* _WORK ITEM_: Every line below must be reproduced exactly. Copy them all.

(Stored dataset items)
※ ※ ※

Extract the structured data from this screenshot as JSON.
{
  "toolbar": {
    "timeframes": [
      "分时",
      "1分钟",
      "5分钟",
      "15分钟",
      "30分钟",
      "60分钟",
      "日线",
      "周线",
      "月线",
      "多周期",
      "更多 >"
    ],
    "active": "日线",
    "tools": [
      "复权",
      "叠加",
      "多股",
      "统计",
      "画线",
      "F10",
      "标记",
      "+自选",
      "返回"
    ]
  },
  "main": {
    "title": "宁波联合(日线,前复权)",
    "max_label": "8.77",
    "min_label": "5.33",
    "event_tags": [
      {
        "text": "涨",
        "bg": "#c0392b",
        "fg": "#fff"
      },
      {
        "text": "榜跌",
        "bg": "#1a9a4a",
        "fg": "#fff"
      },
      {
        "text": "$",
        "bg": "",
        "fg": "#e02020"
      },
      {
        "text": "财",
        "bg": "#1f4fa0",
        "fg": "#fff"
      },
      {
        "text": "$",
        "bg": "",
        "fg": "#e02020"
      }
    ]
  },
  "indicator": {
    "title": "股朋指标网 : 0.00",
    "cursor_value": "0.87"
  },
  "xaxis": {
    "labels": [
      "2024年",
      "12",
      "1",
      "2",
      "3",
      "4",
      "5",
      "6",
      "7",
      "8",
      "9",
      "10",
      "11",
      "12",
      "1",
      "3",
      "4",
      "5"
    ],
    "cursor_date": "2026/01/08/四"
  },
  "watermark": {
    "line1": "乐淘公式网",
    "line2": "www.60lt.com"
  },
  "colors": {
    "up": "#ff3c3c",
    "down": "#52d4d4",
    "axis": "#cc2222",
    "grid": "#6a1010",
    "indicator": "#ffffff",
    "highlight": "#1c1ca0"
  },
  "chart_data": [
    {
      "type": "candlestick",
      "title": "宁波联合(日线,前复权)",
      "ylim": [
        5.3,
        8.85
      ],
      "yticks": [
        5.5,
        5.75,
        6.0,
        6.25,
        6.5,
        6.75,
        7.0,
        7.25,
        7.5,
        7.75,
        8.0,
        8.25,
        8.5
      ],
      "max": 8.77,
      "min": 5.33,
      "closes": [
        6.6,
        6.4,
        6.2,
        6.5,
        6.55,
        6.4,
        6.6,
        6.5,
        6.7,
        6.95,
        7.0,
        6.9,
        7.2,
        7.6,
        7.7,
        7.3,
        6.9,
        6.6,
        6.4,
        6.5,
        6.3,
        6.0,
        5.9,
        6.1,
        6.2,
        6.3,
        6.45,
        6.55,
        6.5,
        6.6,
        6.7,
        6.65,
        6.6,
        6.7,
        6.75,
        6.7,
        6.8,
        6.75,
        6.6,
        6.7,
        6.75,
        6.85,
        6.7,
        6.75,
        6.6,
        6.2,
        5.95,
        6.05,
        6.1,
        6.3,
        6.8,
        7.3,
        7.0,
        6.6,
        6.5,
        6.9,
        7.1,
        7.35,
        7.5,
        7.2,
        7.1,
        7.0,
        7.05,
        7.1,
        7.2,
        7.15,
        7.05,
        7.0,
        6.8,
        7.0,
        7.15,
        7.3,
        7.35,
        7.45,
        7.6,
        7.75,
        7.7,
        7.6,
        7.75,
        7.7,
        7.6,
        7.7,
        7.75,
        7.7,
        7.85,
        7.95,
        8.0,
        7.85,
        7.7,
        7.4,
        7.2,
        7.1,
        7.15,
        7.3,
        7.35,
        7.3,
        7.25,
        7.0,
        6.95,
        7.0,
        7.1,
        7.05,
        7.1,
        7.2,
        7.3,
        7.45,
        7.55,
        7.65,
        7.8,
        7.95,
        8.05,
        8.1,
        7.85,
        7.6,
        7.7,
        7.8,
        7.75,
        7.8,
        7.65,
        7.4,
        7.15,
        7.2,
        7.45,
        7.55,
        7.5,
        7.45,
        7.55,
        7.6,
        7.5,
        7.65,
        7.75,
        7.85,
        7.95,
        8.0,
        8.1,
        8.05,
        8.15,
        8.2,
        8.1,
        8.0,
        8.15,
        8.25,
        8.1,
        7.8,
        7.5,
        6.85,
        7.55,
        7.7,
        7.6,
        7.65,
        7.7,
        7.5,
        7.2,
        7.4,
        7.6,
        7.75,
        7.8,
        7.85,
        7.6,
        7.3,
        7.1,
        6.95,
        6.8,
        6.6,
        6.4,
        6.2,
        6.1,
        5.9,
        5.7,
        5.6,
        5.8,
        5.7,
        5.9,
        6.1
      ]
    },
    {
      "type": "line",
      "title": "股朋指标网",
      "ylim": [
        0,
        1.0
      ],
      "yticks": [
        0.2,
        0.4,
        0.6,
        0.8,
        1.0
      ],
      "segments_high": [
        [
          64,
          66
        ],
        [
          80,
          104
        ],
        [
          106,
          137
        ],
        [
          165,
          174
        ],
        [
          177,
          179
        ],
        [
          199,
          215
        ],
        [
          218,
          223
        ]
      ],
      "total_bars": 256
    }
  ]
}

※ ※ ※

* _SOLUTION FOR THIS TASK_:
Extract the structured data from this screenshot as JSON.
{
  "toolbar": {
    "timeframes": [
      "分时",
      "1分钟",
      "5分钟",
      "15分钟",
      "30分钟",
      "60分钟",
      "日线",
      "周线",
      "月线",
      "多周期",
      "更多 >"
    ],
    "active": "日线",
    "tools": [
      "复权",
      "叠加",
      "多股",
      "统计",
      "画线",
      "F10",
      "标记",
      "+自选",
      "返回"
    ]
  },
  "main": {
    "title": "宁波联合(日线,前复权)",
    "max_label": "8.77",
    "min_label": "5.33",
    "event_tags": [
      {
        "text": "涨",
        "bg": "#c0392b",
        "fg": "#fff"
      },
      {
        "text": "榜跌",
        "bg": "#1a9a4a",
        "fg": "#fff"
      },
      {
        "text": "$",
        "bg": "",
        "fg": "#e02020"
      },
      {
        "text": "财",
        "bg": "#1f4fa0",
        "fg": "#fff"
      },
      {
        "text": "$",
        "bg": "",
        "fg": "#e02020"
      }
    ]
  },
  "indicator": {
    "title": "股朋指标网 : 0.00",
    "cursor_value": "0.87"
  },
  "xaxis": {
    "labels": [
      "2024年",
      "12",
      "1",
      "2",
      "3",
      "4",
      "5",
      "6",
      "7",
      "8",
      "9",
      "10",
      "11",
      "12",
      "1",
      "3",
      "4",
      "5"
    ],
    "cursor_date": "2026/01/08/四"
  },
  "watermark": {
    "line1": "乐淘公式网",
    "line2": "www.60lt.com"
  },
  "colors": {
    "up": "#ff3c3c",
    "down": "#52d4d4",
    "axis": "#cc2222",
    "grid": "#6a1010",
    "indicator": "#ffffff",
    "highlight": "#1c1ca0"
  },
  "chart_data": [
    {
      "type": "candlestick",
      "title": "宁波联合(日线,前复权)",
      "ylim": [
        5.3,
        8.85
      ],
      "yticks": [
        5.5,
        5.75,
        6.0,
        6.25,
        6.5,
        6.75,
        7.0,
        7.25,
        7.5,
        7.75,
        8.0,
        8.25,
        8.5
      ],
      "max": 8.77,
      "min": 5.33,
      "closes": [
        6.6,
        6.4,
        6.2,
        6.5,
        6.55,
        6.4,
        6.6,
        6.5,
        6.7,
        6.95,
        7.0,
        6.9,
        7.2,
        7.6,
        7.7,
        7.3,
        6.9,
        6.6,
        6.4,
        6.5,
        6.3,
        6.0,
        5.9,
        6.1,
        6.2,
        6.3,
        6.45,
        6.55,
        6.5,
        6.6,
        6.7,
        6.65,
        6.6,
        6.7,
        6.75,
        6.7,
        6.8,
        6.75,
        6.6,
        6.7,
        6.75,
        6.85,
        6.7,
        6.75,
        6.6,
        6.2,
        5.95,
        6.05,
        6.1,
        6.3,
        6.8,
        7.3,
        7.0,
        6.6,
        6.5,
        6.9,
        7.1,
        7.35,
        7.5,
        7.2,
        7.1,
        7.0,
        7.05,
        7.1,
        7.2,
        7.15,
        7.05,
        7.0,
        6.8,
        7.0,
        7.15,
        7.3,
        7.35,
        7.45,
        7.6,
        7.75,
        7.7,
        7.6,
        7.75,
        7.7,
        7.6,
        7.7,
        7.75,
        7.7,
        7.85,
        7.95,
        8.0,
        7.85,
        7.7,
        7.4,
        7.2,
        7.1,
        7.15,
        7.3,
        7.35,
        7.3,
        7.25,
        7.0,
        6.95,
        7.0,
        7.1,
        7.05,
        7.1,
        7.2,
        7.3,
        7.45,
        7.55,
        7.65,
        7.8,
        7.95,
        8.05,
        8.1,
        7.85,
        7.6,
        7.7,
        7.8,
        7.75,
        7.8,
        7.65,
        7.4,
        7.15,
        7.2,
        7.45,
        7.55,
        7.5,
        7.45,
        7.55,
        7.6,
        7.5,
        7.65,
        7.75,
        7.85,
        7.95,
        8.0,
        8.1,
        8.05,
        8.15,
        8.2,
        8.1,
        8.0,
        8.15,
        8.25,
        8.1,
        7.8,
        7.5,
        6.85,
        7.55,
        7.7,
        7.6,
        7.65,
        7.7,
        7.5,
        7.2,
        7.4,
        7.6,
        7.75,
        7.8,
        7.85,
        7.6,
        7.3,
        7.1,
        6.95,
        6.8,
        6.6,
        6.4,
        6.2,
        6.1,
        5.9,
        5.7,
        5.6,
        5.8,
        5.7,
        5.9,
        6.1
      ]
    },
    {
      "type": "line",
      "title": "股朋指标网",
      "ylim": [
        0,
        1.0
      ],
      "yticks": [
        0.2,
        0.4,
        0.6,
        0.8,
        1.0
      ],
      "segments_high": [
        [
          64,
          66
        ],
        [
          80,
          104
        ],
        [
          106,
          137
        ],
        [
          165,
          174
        ],
        [
          177,
          179
        ],
        [
          199,
          215
        ],
        [
          218,
          223
        ]
      ],
      "total_bars": 256
    }
  ]
}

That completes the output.